The new Republican majority in the House of Representatives is an additional thorn in the side of this tighter regulation: with the Tea Party-inspired legislators persistently underfunding (or attempting to defund) regulatory agencies, introducing bills to slow down or eviscerate the Dodd-Frank Act, and waging a particularly focused war on the new Consumer Financial Agency and its erstwhile head, Elizabeth Warren. Even the Obama administration is now apparently planning to exempt certain foreign exchange derivatives from regulations mandated by the Dodd-Frank Act. Meanwhile, old practices are up and running again, as though they had made no contribution to our present malaise. The board of Citigroup awarded its CEO a base salary of $1.75 million for 2011. Bank of America paid its CEO $10.2 million in 2010, as JPMorgan Chase's Jamie Dimon earned $23.6 million. Even the credit agencies, so defective in the run up to the crisis, are full of self-confidence again. Standard and Poor's chose to warn in April of a potential downgrade to the credit rating of the United States, a downgrade directly linked to public borrowing made necessary by the recession that inadequate credit rating had helped trigger less than 3 years before! Standard & Poor's, the very company on which in that same month the Levin-Coburn report had laid prime responsibility for triggering the financial meltdown (through their and Moody's July 2007 mass downgrading of mortgage-backed securities hitherto rated AAA). It takes some nerve to be simultaneously so criticized and so critical, but Standard and Poor's clearly have those kinds of nerves!

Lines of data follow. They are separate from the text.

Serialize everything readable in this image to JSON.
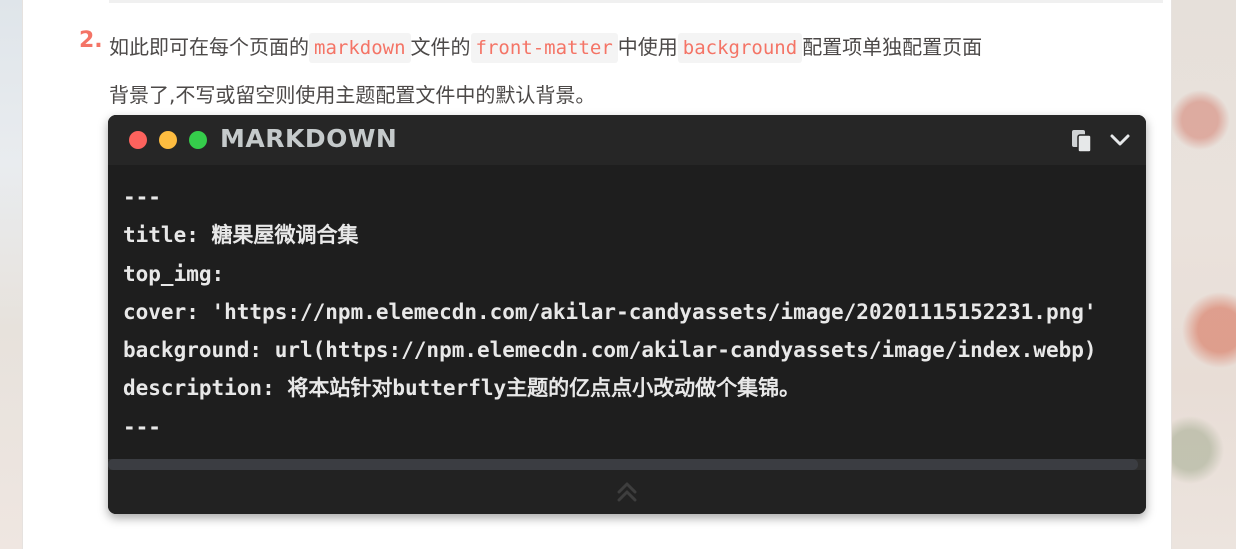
{
  "list_item": {
    "number": "2.",
    "line1": [
      {
        "text": "如此即可在每个页面的"
      },
      {
        "code": "markdown"
      },
      {
        "text": "文件的"
      },
      {
        "code": "front-matter"
      },
      {
        "text": "中使用"
      },
      {
        "code": "background"
      },
      {
        "text": "配置项单独配置页面"
      }
    ],
    "line2": "背景了,不写或留空则使用主题配置文件中的默认背景。"
  },
  "code_block": {
    "language": "MARKDOWN",
    "lines": [
      "---",
      "title: 糖果屋微调合集",
      "top_img:",
      "cover: 'https://npm.elemecdn.com/akilar-candyassets/image/20201115152231.png'",
      "background: url(https://npm.elemecdn.com/akilar-candyassets/image/index.webp)",
      "description: 将本站针对butterfly主题的亿点点小改动做个集锦。",
      "---"
    ],
    "icons": {
      "copy": "copy-icon",
      "expand": "chevron-down-icon",
      "collapse": "double-chevron-up-icon"
    },
    "colors": {
      "window_red": "#fc625d",
      "window_yellow": "#fdbc40",
      "window_green": "#35cd4b",
      "inline_code": "#f47466"
    }
  }
}
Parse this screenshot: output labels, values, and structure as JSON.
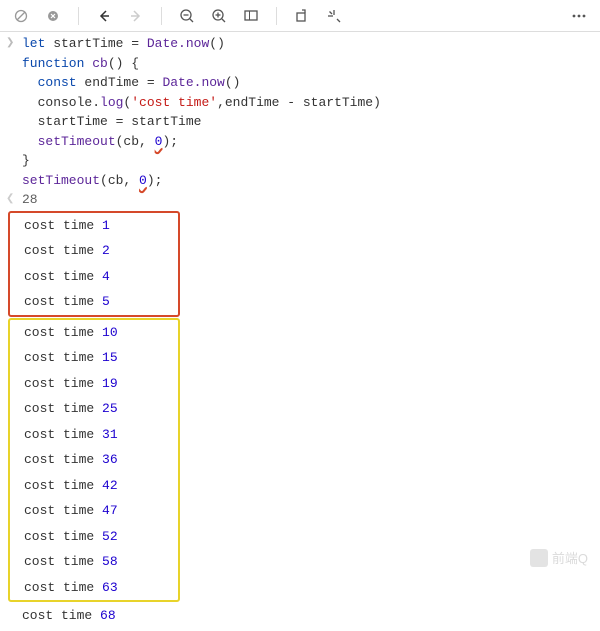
{
  "toolbar": {
    "clear": "clear-icon",
    "close": "close-icon",
    "back": "back-arrow-icon",
    "forward": "forward-arrow-icon",
    "zoom_out": "zoom-out-icon",
    "zoom_in": "zoom-in-icon",
    "viewport": "viewport-icon",
    "step": "step-icon",
    "debug": "debug-tools-icon",
    "more": "more-icon"
  },
  "code": {
    "l1": {
      "kw": "let",
      "id": " startTime ",
      "eq": "= ",
      "fn": "Date.now",
      "paren": "()"
    },
    "l2": {
      "kw": "function",
      "id": " cb",
      "paren": "() {"
    },
    "l3": {
      "kw": "  const",
      "id": " endTime ",
      "eq": "= ",
      "fn": "Date.now",
      "paren": "()"
    },
    "l4": {
      "id": "  console.",
      "fn": "log",
      "paren1": "(",
      "str": "'cost time'",
      "rest": ",endTime - startTime)"
    },
    "l5": "  startTime = startTime",
    "l6": {
      "fn": "  setTimeout",
      "paren1": "(cb, ",
      "num": "0",
      "paren2": ");"
    },
    "l7": "}",
    "l8": {
      "fn": "setTimeout",
      "paren1": "(cb, ",
      "num": "0",
      "paren2": ");"
    }
  },
  "result": "28",
  "log_label": "cost time",
  "logs_red": [
    1,
    2,
    4,
    5
  ],
  "logs_yellow": [
    10,
    15,
    19,
    25,
    31,
    36,
    42,
    47,
    52,
    58,
    63
  ],
  "logs_plain": [
    68
  ],
  "watermark": "前端Q"
}
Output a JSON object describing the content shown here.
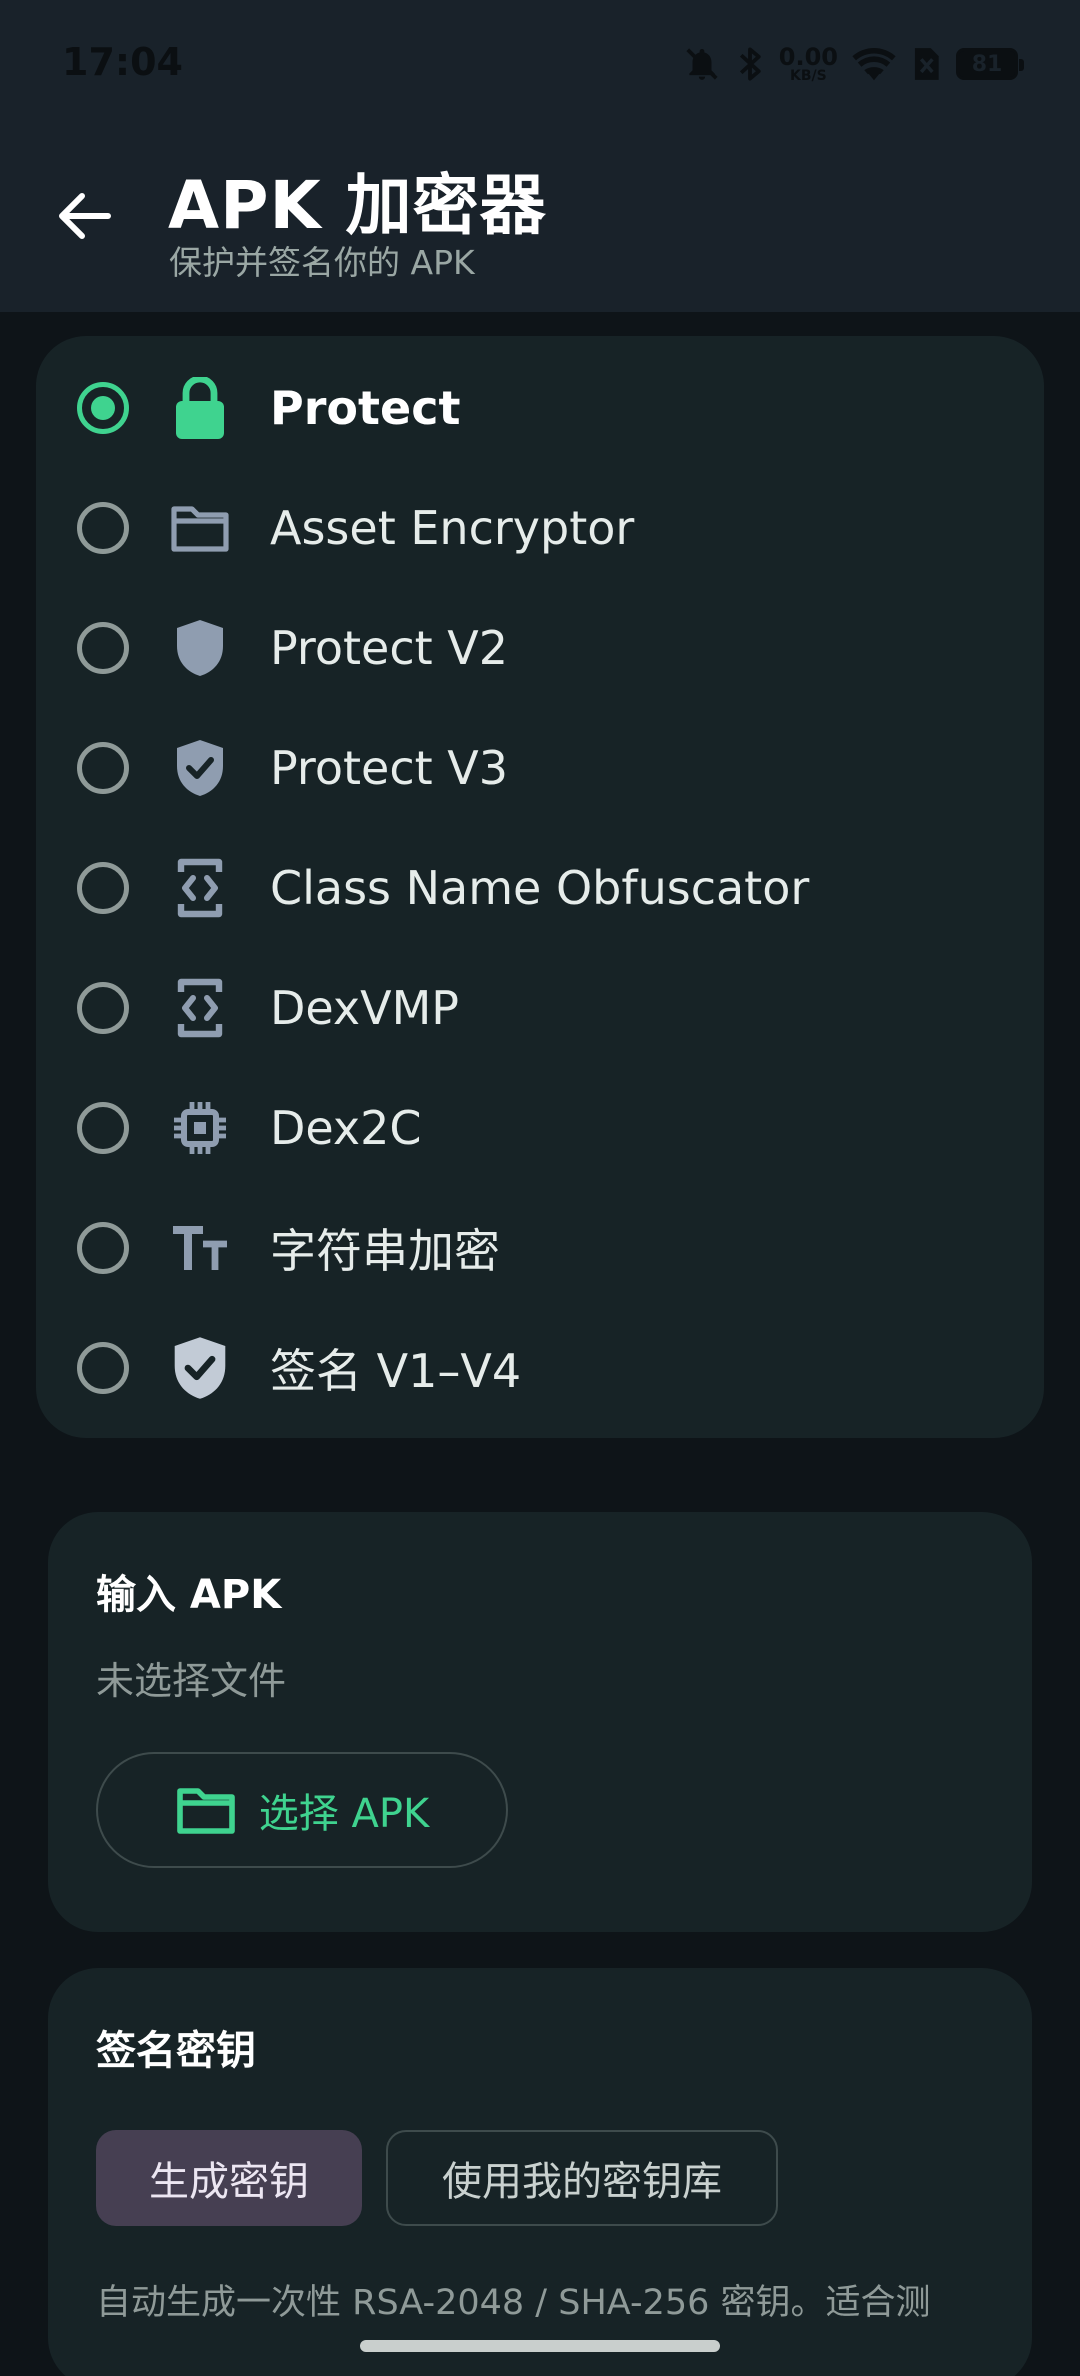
{
  "status_bar": {
    "time": "17:04",
    "net_speed_value": "0.00",
    "net_speed_unit": "KB/S",
    "battery": "81"
  },
  "app_bar": {
    "title": "APK 加密器",
    "subtitle": "保护并签名你的 APK"
  },
  "modes": {
    "selected_index": 0,
    "items": [
      {
        "label": "Protect",
        "icon": "lock-icon"
      },
      {
        "label": "Asset Encryptor",
        "icon": "folder-icon"
      },
      {
        "label": "Protect V2",
        "icon": "shield-icon"
      },
      {
        "label": "Protect V3",
        "icon": "shield-check-icon"
      },
      {
        "label": "Class Name Obfuscator",
        "icon": "code-phone-icon"
      },
      {
        "label": "DexVMP",
        "icon": "code-phone-icon"
      },
      {
        "label": "Dex2C",
        "icon": "chip-icon"
      },
      {
        "label": "字符串加密",
        "icon": "text-size-icon"
      },
      {
        "label": "签名 V1–V4",
        "icon": "shield-check-icon"
      }
    ]
  },
  "input_card": {
    "title": "输入 APK",
    "status": "未选择文件",
    "pick_button": "选择 APK"
  },
  "signing_card": {
    "title": "签名密钥",
    "generate_key": "生成密钥",
    "use_keystore": "使用我的密钥库",
    "description": "自动生成一次性 RSA-2048 / SHA-256 密钥。适合测"
  },
  "colors": {
    "accent": "#3fd38f",
    "card_bg": "#172326",
    "app_bar_bg": "#19222a",
    "page_bg": "#0e1418"
  }
}
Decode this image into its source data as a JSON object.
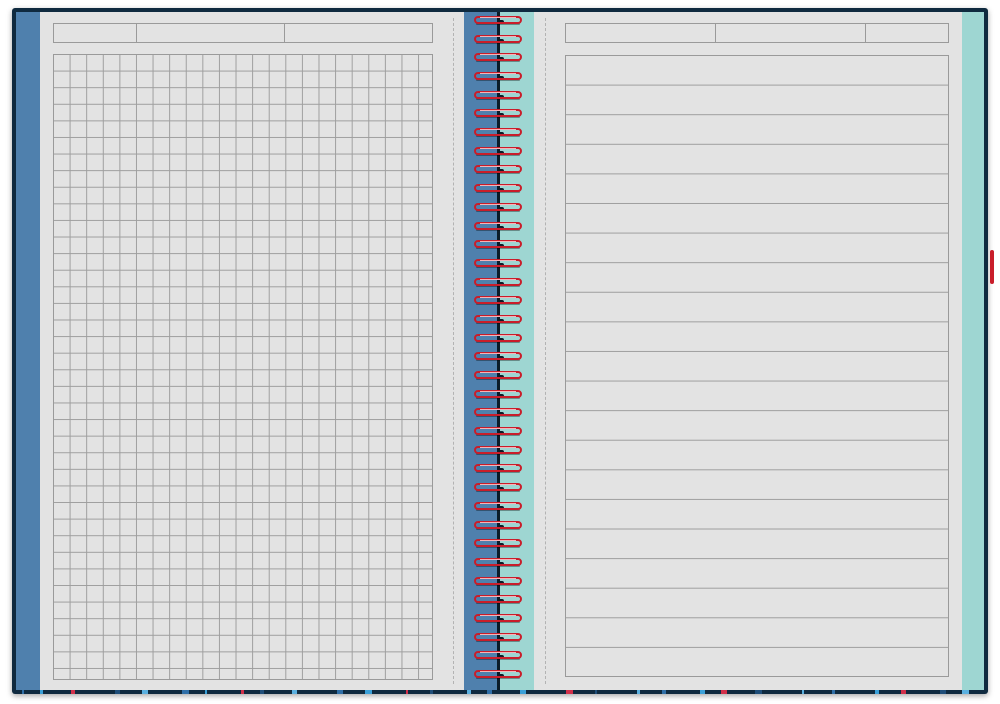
{
  "notebook": {
    "cover_color": "#0f2a3f",
    "left_band_color": "#4f80ad",
    "right_band_color": "#9ed6d2",
    "paper_color": "#e3e3e3",
    "rule_color": "#9e9e9e",
    "spiral_color": "#c91d2a",
    "left_page": {
      "ruling": "grid",
      "header_cells": 3,
      "grid_columns": 23,
      "grid_rows": 38
    },
    "right_page": {
      "ruling": "lined",
      "header_cells": 3,
      "line_count": 21
    },
    "spiral_rings": 36
  }
}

Richard Eskow complained in 2010 that "a banker can't get arrested in this town." Well, perhaps it's time that they could. In Iceland, in Germany and even in the UK, delinquent bankers occasionally end up in court, sometimes in jail, even expelled from the industry because of their malpractice. But not here, not this time, not yet (unlike in the earlier S&L crisis, when more than a thousand bankers were jailed). As a whole string of commentators (including Richard Eskow, Matt Taibbi, Les Leopold and Joshua Holland) have recently argued, it is surely time to call our bankers to account. Time because of justice; time because of the sufferings of others; time because only by calling delinquent bankers to account can we ever hope to prevent them dragging us all down again into a crisis and a recession of which we would be innocent, and which would be entirely of their making.
Initially posted, with full academic sourcing, at: www.davidcoates.net